Kitchen – the finishing touches…

We saved a bunch of money by doing so much work ourselves on this project so I felt ok about splurging a bit on the finishing details. Here we are – a bunch more stainless steel type finishes and some woodwork to pull it all together (prepare yourselves – this is the first of many cliches in this post) …

Hardware – the cabinet hardware is oversized.  The salesman at the hardware store asked if it was for Paul Bunyan’s house.  I say go big or go home.  I went big – and I went home (with my new beautiful cabinet hardware) and never looked back.


Outlet and switch plate covers – the fancy five. There are only 5 switch/outlets visible in our kitchen – so I went for fancy, hand hammered ones. The bumpy surface adds additional texture and interest to the flat tiled walls.


Lighting – I think we might have more lighting in the kitchen than we have in the rest of the entire house.  I wanted a bright kitchen and I got just that!  We have recessed lighting, a center ceiling fixture, a pendant over the sink, under shelf task lighting, and ambient uplighting.

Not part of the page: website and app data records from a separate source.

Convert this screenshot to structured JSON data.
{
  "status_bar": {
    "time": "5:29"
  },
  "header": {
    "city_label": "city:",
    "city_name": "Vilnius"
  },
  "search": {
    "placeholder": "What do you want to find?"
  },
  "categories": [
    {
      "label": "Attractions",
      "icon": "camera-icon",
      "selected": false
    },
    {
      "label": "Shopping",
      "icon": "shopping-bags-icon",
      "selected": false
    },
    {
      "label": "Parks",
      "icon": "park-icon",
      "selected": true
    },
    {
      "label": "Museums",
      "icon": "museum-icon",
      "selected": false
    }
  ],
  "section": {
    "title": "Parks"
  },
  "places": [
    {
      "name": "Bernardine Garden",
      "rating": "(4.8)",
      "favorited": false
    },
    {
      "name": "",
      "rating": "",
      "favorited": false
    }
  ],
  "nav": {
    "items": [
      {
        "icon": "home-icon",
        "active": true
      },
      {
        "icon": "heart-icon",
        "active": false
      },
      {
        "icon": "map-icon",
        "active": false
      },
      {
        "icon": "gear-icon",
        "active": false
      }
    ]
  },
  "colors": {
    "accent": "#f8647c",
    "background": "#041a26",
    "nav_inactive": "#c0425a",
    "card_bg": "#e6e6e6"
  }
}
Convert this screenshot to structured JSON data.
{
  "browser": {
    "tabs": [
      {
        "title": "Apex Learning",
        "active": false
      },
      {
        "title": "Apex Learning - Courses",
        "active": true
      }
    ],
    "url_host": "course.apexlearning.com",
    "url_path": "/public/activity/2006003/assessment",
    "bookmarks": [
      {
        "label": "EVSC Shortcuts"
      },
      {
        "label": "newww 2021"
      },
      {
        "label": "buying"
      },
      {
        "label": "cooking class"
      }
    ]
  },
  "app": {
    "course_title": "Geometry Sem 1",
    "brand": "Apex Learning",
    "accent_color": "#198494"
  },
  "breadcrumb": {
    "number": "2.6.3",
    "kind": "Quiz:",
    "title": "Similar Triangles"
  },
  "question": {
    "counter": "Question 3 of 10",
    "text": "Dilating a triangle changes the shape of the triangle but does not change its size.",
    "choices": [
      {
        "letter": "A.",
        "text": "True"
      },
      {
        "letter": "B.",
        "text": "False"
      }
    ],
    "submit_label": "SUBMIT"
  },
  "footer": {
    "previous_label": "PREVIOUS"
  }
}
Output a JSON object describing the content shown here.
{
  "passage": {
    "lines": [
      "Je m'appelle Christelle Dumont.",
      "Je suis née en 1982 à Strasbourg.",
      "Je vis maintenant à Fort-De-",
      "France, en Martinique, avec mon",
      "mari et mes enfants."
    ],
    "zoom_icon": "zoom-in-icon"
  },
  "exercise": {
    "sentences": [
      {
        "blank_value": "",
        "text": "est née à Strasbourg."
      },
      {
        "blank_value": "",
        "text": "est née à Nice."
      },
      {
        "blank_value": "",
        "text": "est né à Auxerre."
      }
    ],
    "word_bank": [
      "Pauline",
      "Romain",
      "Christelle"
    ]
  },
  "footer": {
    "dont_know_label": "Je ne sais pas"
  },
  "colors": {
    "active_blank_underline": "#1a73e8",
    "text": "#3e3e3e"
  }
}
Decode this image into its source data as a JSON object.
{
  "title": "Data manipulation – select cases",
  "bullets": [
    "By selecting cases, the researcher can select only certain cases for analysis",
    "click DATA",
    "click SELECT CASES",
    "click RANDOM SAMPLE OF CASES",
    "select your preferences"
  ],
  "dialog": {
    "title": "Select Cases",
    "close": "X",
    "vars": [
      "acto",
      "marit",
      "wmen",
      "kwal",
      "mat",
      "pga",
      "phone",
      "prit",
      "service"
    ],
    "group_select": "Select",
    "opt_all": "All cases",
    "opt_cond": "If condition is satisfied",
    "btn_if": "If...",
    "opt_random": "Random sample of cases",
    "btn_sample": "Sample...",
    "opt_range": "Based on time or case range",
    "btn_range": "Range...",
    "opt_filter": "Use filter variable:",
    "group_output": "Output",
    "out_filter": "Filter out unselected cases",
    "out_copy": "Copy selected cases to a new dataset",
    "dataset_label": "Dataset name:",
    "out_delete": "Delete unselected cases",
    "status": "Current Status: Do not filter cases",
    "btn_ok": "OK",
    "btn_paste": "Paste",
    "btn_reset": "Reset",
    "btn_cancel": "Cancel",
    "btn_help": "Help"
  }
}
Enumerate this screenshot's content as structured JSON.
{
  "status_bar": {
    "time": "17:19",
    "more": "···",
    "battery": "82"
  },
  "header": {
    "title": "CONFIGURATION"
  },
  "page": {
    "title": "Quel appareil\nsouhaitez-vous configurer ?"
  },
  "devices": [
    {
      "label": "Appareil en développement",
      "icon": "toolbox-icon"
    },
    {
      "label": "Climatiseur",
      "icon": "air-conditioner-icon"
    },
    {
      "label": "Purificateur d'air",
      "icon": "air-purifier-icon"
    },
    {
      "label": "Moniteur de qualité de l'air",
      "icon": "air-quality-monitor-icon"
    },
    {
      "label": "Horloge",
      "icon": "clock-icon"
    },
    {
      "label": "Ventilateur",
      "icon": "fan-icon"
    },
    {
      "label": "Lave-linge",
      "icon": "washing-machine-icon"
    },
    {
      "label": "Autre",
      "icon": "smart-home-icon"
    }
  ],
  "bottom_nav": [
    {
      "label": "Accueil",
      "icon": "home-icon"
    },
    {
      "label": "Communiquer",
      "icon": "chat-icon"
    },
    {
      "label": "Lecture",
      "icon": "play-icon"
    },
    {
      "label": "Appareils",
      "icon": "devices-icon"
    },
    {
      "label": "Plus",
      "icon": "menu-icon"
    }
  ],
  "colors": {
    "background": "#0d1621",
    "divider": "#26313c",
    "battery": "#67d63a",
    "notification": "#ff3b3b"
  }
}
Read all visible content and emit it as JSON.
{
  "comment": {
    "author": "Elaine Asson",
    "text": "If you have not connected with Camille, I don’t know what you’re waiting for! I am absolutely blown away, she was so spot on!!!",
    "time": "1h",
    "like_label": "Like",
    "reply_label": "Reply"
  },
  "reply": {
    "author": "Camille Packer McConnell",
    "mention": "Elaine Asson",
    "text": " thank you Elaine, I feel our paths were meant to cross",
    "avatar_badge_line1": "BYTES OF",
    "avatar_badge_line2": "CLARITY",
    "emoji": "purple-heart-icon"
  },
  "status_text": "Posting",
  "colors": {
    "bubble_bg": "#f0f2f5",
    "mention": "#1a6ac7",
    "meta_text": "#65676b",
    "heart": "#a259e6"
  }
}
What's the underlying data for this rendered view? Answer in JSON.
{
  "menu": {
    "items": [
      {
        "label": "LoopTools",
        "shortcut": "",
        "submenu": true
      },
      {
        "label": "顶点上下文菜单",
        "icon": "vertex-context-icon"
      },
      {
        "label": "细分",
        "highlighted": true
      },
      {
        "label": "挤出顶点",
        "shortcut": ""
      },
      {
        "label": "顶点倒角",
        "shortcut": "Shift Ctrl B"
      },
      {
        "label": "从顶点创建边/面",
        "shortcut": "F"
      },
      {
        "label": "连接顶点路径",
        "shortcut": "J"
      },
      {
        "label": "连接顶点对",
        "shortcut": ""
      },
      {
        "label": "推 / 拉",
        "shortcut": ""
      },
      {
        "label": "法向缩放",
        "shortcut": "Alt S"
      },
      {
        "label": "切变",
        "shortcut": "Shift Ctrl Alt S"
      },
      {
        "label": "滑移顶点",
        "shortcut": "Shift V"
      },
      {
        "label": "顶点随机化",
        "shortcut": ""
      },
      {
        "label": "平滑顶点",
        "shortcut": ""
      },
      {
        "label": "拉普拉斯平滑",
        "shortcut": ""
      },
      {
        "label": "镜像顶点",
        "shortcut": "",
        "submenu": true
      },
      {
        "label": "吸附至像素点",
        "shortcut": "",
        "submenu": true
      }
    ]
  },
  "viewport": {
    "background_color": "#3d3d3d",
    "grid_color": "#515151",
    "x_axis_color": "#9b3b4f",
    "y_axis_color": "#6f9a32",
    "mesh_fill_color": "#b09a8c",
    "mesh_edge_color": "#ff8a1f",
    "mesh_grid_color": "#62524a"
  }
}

We reused our ceiling fixture from the old kitchen – it has a bit of a craftsman feel – we like that.


The pendant over the sink is from Restoration Hardware.  It is old school in design, but has a modern feel with the brushed finish.  I also like the slightly industrial vibe.


The under shelf lighting and above cabinet lighting is quite lovely at night.


The under shelf lighting required a fair amount of research. Tad insisted on an LED fixture.

The above cabinet lighting was planned from the beginning – we installed outlets tied to a light switch. We tried a bunch of different types of fixtures up there – most were too bright and spotlight like.  Eventually, I opted for LED strips – custom cut to size – it came as a kit – inexpensive – easy to put together – easy to install.  The above cabinet lighting was Tad’s idea – so he received it as a Christmas gift.

A common question I get about the lighting design – why didn’t you put pendants over the peninsula (everybody else does it)?  Simple answer – I didn’t need it and I wanted to keep the view from the front of the house to the back of the house unobstructed.

Woodwork – for me the woodwork was the single biggest transformation of the entire project.  It provided the detail/element that made the kitchen finally feel finished.  I was so happy on this day!  I think I mentioned that we hired out this part of the project.  We could have done this ourselves to save some more money, but I think Tad just wanted the project done.   Anyway, Tad had done most of the window woodwork in the rest of the house so we wanted to duplicate it in the kitchen.   The woodwork is what pulls together the kitchen with the rest of the house.  It  bridges the new (addition) and the old (house).  I could go on and on with the cliches, but I think you get the picture.

The new cherry beam mimics the existing, structural beam found on the other side of the kitchen.


I am not sure it is really considered crown molding ( I am talking about the trim along the ceiling here) but I like it anyway.


Cherry and maple wood – trims the window.  We have this cherry/maple combo throughout the rest of the house – we kept it in the kitchen too.


The woodwork was finished with Watco Danish Oil.

Image 5

Toe kick – this is a detail most people don’t think about or even notice.  I had the stainless toe kick cut to size and installed it with some adhesive – less than $100 and the kitchen is finished, finished, finished!